Volunteer Storm Team Elevates Water Quality Issues
This effort helps coastal officials make decisions about shellfish harvesting.
An elite group of volunteers quickly mobilizes during heavy rain events along the Samish River in Washington State to collect important water quality data. This information is used by the coastal officials who make decisions about commercial shellfish harvesting and monitor water quality in the area.
“There is a fecal coliform problem in the Samish River,” says Susan Wood, for the Padilla Bay National Estuarine Research Reserve. “The problem was difficult to understand because agencies had limited time and money for sampling, especially on short notice when storm events create dramatically different results.” The all-volunteer Storm Team fills this void and does it well. Members use Padilla Bay’s volunteer lab, where fecal coliform tests are run, and the reserve provides 10 to 12 hours of annual training for the volunteers.
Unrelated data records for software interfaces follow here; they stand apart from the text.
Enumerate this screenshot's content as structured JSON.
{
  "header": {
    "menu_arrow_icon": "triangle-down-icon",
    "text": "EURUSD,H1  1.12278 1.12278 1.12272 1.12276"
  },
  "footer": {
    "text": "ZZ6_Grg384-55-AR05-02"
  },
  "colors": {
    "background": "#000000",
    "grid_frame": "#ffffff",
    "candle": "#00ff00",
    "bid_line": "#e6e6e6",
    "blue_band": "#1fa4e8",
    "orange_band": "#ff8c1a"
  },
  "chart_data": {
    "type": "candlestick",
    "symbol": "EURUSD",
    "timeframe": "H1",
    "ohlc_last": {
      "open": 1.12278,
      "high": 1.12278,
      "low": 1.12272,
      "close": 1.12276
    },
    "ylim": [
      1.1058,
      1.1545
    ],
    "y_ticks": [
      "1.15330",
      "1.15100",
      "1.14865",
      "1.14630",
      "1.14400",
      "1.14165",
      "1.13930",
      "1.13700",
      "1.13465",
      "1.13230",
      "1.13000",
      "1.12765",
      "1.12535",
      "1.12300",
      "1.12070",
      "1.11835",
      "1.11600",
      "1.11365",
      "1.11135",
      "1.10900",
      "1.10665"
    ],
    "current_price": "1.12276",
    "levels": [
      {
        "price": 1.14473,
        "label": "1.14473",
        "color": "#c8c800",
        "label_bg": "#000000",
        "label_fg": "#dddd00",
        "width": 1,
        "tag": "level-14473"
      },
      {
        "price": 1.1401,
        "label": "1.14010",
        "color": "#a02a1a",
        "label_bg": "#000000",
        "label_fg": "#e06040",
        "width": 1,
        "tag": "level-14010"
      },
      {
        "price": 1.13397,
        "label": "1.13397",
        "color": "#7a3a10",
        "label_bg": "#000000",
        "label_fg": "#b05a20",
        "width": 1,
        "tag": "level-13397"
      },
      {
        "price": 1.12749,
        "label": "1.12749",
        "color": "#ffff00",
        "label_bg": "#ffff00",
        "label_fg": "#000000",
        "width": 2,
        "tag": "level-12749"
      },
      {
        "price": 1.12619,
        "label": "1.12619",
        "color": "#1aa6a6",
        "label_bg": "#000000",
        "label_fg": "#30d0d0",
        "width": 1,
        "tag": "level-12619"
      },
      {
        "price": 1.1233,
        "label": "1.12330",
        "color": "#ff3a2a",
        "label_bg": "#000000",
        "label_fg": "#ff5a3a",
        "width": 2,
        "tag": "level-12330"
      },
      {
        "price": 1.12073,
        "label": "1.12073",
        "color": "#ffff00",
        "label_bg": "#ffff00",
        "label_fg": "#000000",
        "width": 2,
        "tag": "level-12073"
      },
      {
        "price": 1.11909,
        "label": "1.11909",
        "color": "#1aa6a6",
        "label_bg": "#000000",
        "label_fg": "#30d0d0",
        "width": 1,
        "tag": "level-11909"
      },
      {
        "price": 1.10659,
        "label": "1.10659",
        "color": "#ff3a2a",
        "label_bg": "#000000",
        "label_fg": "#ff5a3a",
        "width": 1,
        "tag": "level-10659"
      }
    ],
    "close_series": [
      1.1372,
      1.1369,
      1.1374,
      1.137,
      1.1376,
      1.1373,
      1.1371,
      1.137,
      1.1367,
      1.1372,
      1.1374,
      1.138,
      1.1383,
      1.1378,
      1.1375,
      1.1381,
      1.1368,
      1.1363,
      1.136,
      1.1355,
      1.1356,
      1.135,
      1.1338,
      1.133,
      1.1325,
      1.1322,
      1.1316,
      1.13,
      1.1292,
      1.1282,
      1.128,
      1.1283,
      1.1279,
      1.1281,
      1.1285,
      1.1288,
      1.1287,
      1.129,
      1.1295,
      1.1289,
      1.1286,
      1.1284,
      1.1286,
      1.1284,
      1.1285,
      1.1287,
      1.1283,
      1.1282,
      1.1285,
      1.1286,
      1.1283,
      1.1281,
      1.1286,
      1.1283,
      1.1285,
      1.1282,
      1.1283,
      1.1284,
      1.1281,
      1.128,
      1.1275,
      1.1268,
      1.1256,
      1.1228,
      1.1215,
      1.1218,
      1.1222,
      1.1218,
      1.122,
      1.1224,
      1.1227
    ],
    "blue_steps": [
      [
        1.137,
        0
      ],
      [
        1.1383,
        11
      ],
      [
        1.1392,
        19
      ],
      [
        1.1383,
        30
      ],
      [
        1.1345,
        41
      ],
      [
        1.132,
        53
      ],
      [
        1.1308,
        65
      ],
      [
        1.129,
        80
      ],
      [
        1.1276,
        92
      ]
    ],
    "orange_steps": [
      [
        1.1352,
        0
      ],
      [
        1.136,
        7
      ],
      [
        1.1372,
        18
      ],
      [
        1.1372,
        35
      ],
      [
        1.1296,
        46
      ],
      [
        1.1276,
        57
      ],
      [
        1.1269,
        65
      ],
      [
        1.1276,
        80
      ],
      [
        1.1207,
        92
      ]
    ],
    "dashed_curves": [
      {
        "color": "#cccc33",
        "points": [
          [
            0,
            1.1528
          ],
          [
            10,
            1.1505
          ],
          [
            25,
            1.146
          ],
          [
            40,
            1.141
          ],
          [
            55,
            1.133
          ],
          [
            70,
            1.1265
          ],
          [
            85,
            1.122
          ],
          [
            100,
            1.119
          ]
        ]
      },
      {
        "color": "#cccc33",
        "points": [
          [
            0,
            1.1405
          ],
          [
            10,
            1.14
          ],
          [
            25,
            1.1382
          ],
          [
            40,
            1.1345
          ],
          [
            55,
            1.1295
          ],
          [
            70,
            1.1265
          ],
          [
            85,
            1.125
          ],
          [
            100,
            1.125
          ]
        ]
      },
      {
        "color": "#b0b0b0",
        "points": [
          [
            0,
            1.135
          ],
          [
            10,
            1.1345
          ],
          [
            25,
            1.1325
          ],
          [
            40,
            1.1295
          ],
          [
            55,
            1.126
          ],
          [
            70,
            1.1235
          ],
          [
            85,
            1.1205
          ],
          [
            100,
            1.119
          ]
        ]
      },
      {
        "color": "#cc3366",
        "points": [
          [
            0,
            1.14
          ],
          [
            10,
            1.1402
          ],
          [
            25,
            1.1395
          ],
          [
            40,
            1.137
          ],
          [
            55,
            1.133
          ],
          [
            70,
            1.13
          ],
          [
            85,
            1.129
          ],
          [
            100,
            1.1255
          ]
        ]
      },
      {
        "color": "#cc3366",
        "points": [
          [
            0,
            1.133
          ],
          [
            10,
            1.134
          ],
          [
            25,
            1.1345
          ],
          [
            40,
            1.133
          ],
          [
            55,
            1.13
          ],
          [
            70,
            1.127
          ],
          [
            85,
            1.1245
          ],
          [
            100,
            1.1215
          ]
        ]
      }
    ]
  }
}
Reserve staff members say that having more people out in the watershed who are aware of what’s going on has been very helpful in focusing attention on water quality issues. (2016)
Partners: Padilla Bay National Estuarine Research Reserve